### [WORK INSTRUCTION]
Find every line in the records below that contains "Galerisi", and copy it.

### [SUPPLIED INFORMATION]
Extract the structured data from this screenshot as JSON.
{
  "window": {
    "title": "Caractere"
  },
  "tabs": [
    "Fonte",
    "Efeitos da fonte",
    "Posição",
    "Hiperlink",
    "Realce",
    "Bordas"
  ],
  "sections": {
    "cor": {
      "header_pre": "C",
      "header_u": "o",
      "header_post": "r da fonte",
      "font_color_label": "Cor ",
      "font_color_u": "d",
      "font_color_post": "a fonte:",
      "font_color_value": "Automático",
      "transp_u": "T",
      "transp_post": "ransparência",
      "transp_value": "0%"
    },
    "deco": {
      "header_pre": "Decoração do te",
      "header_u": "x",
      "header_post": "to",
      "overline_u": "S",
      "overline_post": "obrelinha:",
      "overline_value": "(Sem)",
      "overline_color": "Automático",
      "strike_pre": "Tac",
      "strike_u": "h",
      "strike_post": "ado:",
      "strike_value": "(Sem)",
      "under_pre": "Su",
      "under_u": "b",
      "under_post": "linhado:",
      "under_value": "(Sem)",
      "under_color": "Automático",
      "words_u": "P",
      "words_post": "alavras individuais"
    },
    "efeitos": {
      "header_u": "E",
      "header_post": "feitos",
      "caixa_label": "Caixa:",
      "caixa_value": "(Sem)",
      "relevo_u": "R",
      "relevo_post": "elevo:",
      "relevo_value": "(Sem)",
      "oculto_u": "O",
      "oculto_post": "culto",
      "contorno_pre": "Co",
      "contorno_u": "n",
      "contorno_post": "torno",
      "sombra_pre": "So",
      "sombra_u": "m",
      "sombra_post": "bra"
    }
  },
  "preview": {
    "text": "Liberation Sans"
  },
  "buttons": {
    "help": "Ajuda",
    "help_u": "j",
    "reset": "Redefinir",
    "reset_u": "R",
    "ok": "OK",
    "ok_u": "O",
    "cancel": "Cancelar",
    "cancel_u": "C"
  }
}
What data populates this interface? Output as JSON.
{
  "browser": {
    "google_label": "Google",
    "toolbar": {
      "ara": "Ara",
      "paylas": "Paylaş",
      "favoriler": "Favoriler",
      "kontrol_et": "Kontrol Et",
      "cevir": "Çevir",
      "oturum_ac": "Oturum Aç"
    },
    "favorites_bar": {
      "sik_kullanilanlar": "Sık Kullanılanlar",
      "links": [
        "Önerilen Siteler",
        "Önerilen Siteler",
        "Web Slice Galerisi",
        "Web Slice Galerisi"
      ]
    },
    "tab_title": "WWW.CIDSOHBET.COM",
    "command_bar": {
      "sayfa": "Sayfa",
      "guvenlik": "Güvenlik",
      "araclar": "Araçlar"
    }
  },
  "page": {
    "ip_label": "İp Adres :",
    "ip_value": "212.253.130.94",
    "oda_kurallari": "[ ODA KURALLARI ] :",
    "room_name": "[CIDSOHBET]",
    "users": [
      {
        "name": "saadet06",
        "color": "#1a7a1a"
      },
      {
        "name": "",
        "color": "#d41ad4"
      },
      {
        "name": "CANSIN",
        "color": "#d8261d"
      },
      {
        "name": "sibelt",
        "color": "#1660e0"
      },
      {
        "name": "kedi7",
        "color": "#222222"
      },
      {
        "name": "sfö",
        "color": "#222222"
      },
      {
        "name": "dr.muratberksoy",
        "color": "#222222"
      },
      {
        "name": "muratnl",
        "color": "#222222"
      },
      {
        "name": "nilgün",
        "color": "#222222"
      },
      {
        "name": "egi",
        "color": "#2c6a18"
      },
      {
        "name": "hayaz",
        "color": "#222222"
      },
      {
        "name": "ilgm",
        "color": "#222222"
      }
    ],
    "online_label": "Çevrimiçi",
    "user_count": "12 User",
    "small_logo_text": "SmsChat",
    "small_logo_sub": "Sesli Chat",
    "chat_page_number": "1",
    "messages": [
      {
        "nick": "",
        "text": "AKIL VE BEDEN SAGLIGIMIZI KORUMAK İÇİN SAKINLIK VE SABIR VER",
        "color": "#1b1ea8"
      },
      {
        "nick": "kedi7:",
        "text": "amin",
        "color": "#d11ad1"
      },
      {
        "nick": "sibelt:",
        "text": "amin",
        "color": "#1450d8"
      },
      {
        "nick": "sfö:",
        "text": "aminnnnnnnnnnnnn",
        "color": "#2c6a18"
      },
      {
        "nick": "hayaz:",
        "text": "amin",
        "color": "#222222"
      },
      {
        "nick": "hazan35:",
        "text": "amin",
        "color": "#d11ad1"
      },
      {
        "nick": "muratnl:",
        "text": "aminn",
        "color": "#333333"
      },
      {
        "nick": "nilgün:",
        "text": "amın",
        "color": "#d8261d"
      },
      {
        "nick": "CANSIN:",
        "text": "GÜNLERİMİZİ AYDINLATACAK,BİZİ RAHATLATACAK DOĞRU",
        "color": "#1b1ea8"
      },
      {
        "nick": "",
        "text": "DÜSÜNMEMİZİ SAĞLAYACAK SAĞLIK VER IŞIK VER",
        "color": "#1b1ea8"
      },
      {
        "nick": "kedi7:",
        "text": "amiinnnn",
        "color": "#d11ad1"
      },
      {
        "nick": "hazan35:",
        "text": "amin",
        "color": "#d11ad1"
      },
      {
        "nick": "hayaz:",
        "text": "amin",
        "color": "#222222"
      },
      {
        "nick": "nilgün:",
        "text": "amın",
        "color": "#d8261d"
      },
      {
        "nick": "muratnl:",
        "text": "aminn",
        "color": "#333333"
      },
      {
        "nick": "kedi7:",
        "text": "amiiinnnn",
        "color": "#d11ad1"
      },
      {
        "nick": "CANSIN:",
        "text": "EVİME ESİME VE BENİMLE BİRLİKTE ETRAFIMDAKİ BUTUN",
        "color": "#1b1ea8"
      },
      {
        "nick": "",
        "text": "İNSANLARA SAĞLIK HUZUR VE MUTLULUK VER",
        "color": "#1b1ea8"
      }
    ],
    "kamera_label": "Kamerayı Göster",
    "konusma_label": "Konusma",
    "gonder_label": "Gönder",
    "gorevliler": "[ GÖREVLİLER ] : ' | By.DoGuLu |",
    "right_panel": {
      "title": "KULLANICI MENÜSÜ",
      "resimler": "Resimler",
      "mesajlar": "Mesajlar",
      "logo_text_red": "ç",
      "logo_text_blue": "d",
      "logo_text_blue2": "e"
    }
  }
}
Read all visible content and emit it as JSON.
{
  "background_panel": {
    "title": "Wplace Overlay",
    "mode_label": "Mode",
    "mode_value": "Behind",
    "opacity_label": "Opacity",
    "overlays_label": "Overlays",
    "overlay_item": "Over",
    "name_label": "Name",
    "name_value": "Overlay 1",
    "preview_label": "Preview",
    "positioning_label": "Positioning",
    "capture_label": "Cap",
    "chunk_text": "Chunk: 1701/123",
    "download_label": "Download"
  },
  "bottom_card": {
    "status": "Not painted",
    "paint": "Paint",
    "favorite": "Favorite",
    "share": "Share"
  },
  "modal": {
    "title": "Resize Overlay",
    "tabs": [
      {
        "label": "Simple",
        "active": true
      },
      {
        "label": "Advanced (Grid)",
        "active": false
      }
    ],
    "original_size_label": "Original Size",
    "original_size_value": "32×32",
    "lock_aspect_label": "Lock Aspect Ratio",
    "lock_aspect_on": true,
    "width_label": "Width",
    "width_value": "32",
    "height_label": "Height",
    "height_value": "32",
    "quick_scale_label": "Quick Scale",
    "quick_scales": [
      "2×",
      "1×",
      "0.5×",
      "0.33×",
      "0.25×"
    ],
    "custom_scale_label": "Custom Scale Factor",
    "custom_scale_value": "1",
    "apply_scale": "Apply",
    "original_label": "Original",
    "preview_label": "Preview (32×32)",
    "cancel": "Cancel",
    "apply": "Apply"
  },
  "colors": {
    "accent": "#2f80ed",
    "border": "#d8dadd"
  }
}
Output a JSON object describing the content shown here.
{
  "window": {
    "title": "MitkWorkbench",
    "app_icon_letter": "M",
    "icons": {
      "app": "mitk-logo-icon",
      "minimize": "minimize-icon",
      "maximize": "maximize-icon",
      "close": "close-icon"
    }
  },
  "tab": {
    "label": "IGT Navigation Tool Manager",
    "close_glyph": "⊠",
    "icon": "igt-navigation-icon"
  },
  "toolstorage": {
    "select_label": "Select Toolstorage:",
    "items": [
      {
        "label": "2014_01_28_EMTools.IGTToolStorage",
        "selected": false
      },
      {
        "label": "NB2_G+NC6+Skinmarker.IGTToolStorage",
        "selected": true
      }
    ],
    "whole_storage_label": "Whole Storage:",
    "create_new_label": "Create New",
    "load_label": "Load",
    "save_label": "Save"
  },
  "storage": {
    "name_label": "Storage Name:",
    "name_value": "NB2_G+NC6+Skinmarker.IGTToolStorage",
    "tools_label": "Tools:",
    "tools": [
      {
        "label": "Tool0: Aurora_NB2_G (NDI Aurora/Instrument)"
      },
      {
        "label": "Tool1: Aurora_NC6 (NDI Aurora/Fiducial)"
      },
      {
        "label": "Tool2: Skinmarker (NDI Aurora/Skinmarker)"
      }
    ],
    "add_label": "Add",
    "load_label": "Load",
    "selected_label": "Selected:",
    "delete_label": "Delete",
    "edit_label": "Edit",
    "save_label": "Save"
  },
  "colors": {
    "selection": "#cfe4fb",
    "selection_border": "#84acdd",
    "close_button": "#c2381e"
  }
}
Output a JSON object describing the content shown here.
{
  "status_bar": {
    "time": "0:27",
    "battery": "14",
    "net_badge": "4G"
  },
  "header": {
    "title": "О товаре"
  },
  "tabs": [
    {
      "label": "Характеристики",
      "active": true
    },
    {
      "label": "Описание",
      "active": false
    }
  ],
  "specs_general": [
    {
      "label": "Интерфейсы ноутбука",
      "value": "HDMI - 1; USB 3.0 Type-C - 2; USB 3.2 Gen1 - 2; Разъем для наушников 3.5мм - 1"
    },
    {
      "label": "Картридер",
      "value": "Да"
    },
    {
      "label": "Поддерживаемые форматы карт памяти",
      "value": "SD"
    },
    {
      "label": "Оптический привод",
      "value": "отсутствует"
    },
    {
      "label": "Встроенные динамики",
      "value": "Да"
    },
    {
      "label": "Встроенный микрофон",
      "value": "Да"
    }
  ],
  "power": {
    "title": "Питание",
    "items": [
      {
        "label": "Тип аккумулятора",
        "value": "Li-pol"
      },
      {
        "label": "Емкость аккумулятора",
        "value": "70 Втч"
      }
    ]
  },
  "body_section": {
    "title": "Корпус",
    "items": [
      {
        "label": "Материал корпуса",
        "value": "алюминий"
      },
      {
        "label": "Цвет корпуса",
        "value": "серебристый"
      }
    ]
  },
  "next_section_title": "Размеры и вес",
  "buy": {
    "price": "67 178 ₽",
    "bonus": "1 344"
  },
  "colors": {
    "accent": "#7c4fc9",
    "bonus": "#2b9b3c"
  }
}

### [EXPECTED ANSWER]
        "Web Slice Galerisi",
        "Web Slice Galerisi"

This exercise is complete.